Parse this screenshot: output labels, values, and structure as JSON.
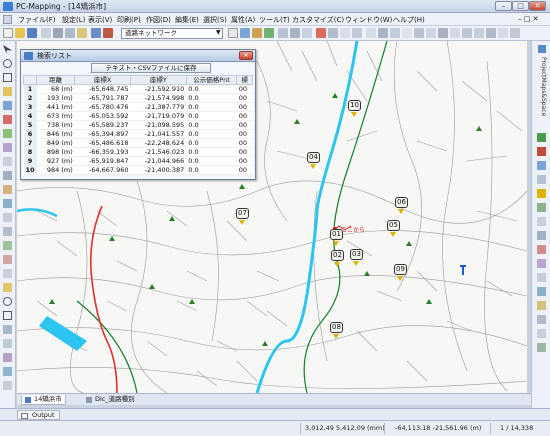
{
  "window": {
    "title": "PC-Mapping - [14矯浜市]"
  },
  "menu": [
    "ファイル(F)",
    "設定(L)",
    "表示(V)",
    "印刷(P)",
    "作図(D)",
    "編集(E)",
    "選択(S)",
    "属性(A)",
    "ツール(T)",
    "カスタマイズ(C)",
    "ウィンドウ(W)",
    "ヘルプ(H)"
  ],
  "toolbar": {
    "layer_select": "道路ネットワーク"
  },
  "right_panel_label": "ProjectMaps&Space",
  "search_window": {
    "title": "検索リスト",
    "save_button": "テキスト・CSVファイルに保存",
    "columns": [
      "",
      "距離",
      "座標X",
      "座標Y",
      "公示価格Pnt",
      "標"
    ],
    "rows": [
      [
        "1",
        "68 (m)",
        "-65,648.745",
        "-21,592.910",
        "0.0",
        "00"
      ],
      [
        "2",
        "193 (m)",
        "-65,791.787",
        "-21,574.998",
        "0.0",
        "00"
      ],
      [
        "3",
        "441 (m)",
        "-65,780.476",
        "-21,387.779",
        "0.0",
        "00"
      ],
      [
        "4",
        "673 (m)",
        "-65,053.592",
        "-21,719.079",
        "0.0",
        "00"
      ],
      [
        "5",
        "738 (m)",
        "-65,589.237",
        "-21,098.595",
        "0.0",
        "00"
      ],
      [
        "6",
        "846 (m)",
        "-65,394.897",
        "-21,041.557",
        "0.0",
        "00"
      ],
      [
        "7",
        "849 (m)",
        "-65,486.618",
        "-22,248.624",
        "0.0",
        "00"
      ],
      [
        "8",
        "898 (m)",
        "-66,359.193",
        "-21,546.023",
        "0.0",
        "00"
      ],
      [
        "9",
        "927 (m)",
        "-65,919.847",
        "-21,044.966",
        "0.0",
        "00"
      ],
      [
        "10",
        "984 (m)",
        "-64,667.960",
        "-21,400.387",
        "0.0",
        "00"
      ]
    ]
  },
  "map": {
    "markers": [
      "01",
      "02",
      "03",
      "04",
      "05",
      "06",
      "07",
      "08",
      "09",
      "10"
    ],
    "search_point_label": "ここから"
  },
  "tabs": [
    "14矯浜市",
    "Dic_道路種別"
  ],
  "output_tab": "Output",
  "status": {
    "coords_mm": "3,012.49 5,412.09 (mm)",
    "coords_world": "-64,113.18 -21,561.96 (m)",
    "page": "1 / 14,338"
  },
  "colors": {
    "river": "#2ec4f0",
    "highway": "#e03030",
    "railway": "#1a7a2a",
    "marker_flag": "#d9b400"
  }
}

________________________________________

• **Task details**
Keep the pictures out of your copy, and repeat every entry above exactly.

• **Written answer**
Parse this screenshot: output labels, values, and structure as JSON.
{
  "window": {
    "title": "PC-Mapping - [14矯浜市]"
  },
  "menu": [
    "ファイル(F)",
    "設定(L)",
    "表示(V)",
    "印刷(P)",
    "作図(D)",
    "編集(E)",
    "選択(S)",
    "属性(A)",
    "ツール(T)",
    "カスタマイズ(C)",
    "ウィンドウ(W)",
    "ヘルプ(H)"
  ],
  "toolbar": {
    "layer_select": "道路ネットワーク"
  },
  "right_panel_label": "ProjectMaps&Space",
  "search_window": {
    "title": "検索リスト",
    "save_button": "テキスト・CSVファイルに保存",
    "columns": [
      "",
      "距離",
      "座標X",
      "座標Y",
      "公示価格Pnt",
      "標"
    ],
    "rows": [
      [
        "1",
        "68 (m)",
        "-65,648.745",
        "-21,592.910",
        "0.0",
        "00"
      ],
      [
        "2",
        "193 (m)",
        "-65,791.787",
        "-21,574.998",
        "0.0",
        "00"
      ],
      [
        "3",
        "441 (m)",
        "-65,780.476",
        "-21,387.779",
        "0.0",
        "00"
      ],
      [
        "4",
        "673 (m)",
        "-65,053.592",
        "-21,719.079",
        "0.0",
        "00"
      ],
      [
        "5",
        "738 (m)",
        "-65,589.237",
        "-21,098.595",
        "0.0",
        "00"
      ],
      [
        "6",
        "846 (m)",
        "-65,394.897",
        "-21,041.557",
        "0.0",
        "00"
      ],
      [
        "7",
        "849 (m)",
        "-65,486.618",
        "-22,248.624",
        "0.0",
        "00"
      ],
      [
        "8",
        "898 (m)",
        "-66,359.193",
        "-21,546.023",
        "0.0",
        "00"
      ],
      [
        "9",
        "927 (m)",
        "-65,919.847",
        "-21,044.966",
        "0.0",
        "00"
      ],
      [
        "10",
        "984 (m)",
        "-64,667.960",
        "-21,400.387",
        "0.0",
        "00"
      ]
    ]
  },
  "map": {
    "markers": [
      "01",
      "02",
      "03",
      "04",
      "05",
      "06",
      "07",
      "08",
      "09",
      "10"
    ],
    "search_point_label": "ここから"
  },
  "tabs": [
    "14矯浜市",
    "Dic_道路種別"
  ],
  "output_tab": "Output",
  "status": {
    "coords_mm": "3,012.49 5,412.09 (mm)",
    "coords_world": "-64,113.18 -21,561.96 (m)",
    "page": "1 / 14,338"
  },
  "colors": {
    "river": "#2ec4f0",
    "highway": "#e03030",
    "railway": "#1a7a2a",
    "marker_flag": "#d9b400"
  }
}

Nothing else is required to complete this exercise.